To do so, first download Greasemonkey/Tampermonkey from here (Firefox users) or here (Chrome users). Next install ‘Geocaching map enhancements’ from here. Now when you next visit Geocaching.com you will have the option to show caches on OS maps.
6. Add URLs and formatting to logs
Geocaching logs support the use of BB code. This means you can format your Geocaching.com logs to make them a little more exciting, or add in URL links. For example:
[b]Thanks[/b] for the cache –> Thanks for the cache
Thanks for the [i]cache[/i] –> Thanks for the cache
[u]Thanks for the cache[/u] –> Thanks for the cache
Click [url=https://geocass.wordpress.com/]here[/url] to visit my blog –> Click here to visit my blog
7. You can get Geocaching wallpaper for your desktop
Just a little fun tip, you can pick up a range of Geocaching wallpapers here.
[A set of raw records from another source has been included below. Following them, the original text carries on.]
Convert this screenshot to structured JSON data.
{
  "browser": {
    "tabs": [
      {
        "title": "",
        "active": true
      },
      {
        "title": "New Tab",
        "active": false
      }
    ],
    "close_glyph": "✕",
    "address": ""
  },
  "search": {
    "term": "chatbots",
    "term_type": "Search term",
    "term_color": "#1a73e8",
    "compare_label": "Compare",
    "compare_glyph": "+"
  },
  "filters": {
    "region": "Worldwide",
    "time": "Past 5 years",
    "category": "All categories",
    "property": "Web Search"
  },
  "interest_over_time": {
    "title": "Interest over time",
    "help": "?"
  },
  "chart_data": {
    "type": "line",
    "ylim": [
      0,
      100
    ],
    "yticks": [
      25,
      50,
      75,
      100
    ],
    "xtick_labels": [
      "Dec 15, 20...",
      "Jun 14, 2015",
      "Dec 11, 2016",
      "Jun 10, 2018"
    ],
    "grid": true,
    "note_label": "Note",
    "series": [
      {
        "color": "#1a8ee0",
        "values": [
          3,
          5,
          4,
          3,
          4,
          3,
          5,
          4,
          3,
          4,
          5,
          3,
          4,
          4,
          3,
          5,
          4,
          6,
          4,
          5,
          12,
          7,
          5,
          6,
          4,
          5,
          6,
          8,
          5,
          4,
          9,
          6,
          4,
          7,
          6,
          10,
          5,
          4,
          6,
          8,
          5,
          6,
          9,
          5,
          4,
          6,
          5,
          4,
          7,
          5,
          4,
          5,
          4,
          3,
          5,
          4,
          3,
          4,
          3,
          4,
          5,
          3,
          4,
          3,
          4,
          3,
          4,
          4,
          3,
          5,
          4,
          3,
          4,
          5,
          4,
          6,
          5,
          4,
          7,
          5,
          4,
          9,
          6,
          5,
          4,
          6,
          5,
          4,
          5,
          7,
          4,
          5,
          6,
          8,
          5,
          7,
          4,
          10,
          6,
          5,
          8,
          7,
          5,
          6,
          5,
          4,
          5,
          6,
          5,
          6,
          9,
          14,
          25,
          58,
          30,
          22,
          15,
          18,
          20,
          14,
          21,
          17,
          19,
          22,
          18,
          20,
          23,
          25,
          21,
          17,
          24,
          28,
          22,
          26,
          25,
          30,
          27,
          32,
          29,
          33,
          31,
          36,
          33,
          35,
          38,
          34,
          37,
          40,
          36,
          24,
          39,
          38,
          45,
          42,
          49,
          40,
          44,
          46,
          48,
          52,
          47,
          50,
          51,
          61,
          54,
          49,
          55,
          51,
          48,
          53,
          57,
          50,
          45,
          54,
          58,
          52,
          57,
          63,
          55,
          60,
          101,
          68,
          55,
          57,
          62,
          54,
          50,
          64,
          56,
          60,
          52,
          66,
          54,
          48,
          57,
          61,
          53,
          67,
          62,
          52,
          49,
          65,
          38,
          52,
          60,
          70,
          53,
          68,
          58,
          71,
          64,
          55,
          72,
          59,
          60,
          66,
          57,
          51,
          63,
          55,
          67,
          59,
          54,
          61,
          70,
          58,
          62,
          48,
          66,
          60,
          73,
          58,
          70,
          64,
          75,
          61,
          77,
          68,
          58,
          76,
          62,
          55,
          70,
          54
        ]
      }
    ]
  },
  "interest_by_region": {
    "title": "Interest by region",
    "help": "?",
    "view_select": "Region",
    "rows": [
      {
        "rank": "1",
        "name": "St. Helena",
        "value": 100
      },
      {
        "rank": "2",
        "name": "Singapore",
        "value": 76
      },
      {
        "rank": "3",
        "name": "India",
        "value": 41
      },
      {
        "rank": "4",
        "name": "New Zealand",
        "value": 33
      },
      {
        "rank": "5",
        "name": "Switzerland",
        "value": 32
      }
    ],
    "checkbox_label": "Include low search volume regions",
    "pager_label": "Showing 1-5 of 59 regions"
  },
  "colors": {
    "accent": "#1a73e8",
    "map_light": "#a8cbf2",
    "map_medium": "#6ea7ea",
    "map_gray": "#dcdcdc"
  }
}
A lot of them feature Signal and are really quite cute. 🙂 They also feature different wallpapers for different months.
8. You can quickly check all of the caches in the country
From the cache search page, simply select ‘United Kingdom‘ from the ‘Country‘ drop-down box.
This will give you every cache in the country and the exact number of caches there (149,792 at the time of writing!). Here is the quick link to do that. From here you can then click the favourites column and find the top favourites in the country. Here is the quick link to do that.
I hope to cover it in more depth in a future blog entry, however at this point I’ll mention the project-GC website that is very good at giving cache statistics. For example you can see how many caches are in each area of the country by clicking here.
9. You can use Geograph to automatically show images near a cache location
If you’ve followed the steps in section 5 and installed Greasemonkey, you can also install the “Geograph Images” userscript. This modifies the cache pages that you view so that they also include the nearest images on Geograph. This can be really handy for quickly seeing what’s around a cache location as the closest 4 images from Geograph will automatically be shown on the cache page.
10. You can make logging multiple caches easier using GSAK
My full famous GSAK 8 user guide is available here however I know a lot of people use GSAK who don’t realise you can use it to publish logs so I thought it’d be worth a mention here as it saves oodles of time! Full details are on page 50 of my guide, however the gist of it is that you can upload the text file from your GPS into GSAK that stores your cache finds as you mark them as found on the GPS. You can then open the list in GSAK and write your logs for each cache and then publish them in one hit. This saves lots of time as firstly you don’t have to remember every cache that you have found and try to find it on the site. Secondly you don’t waste time opening the cache page and then loading the log page.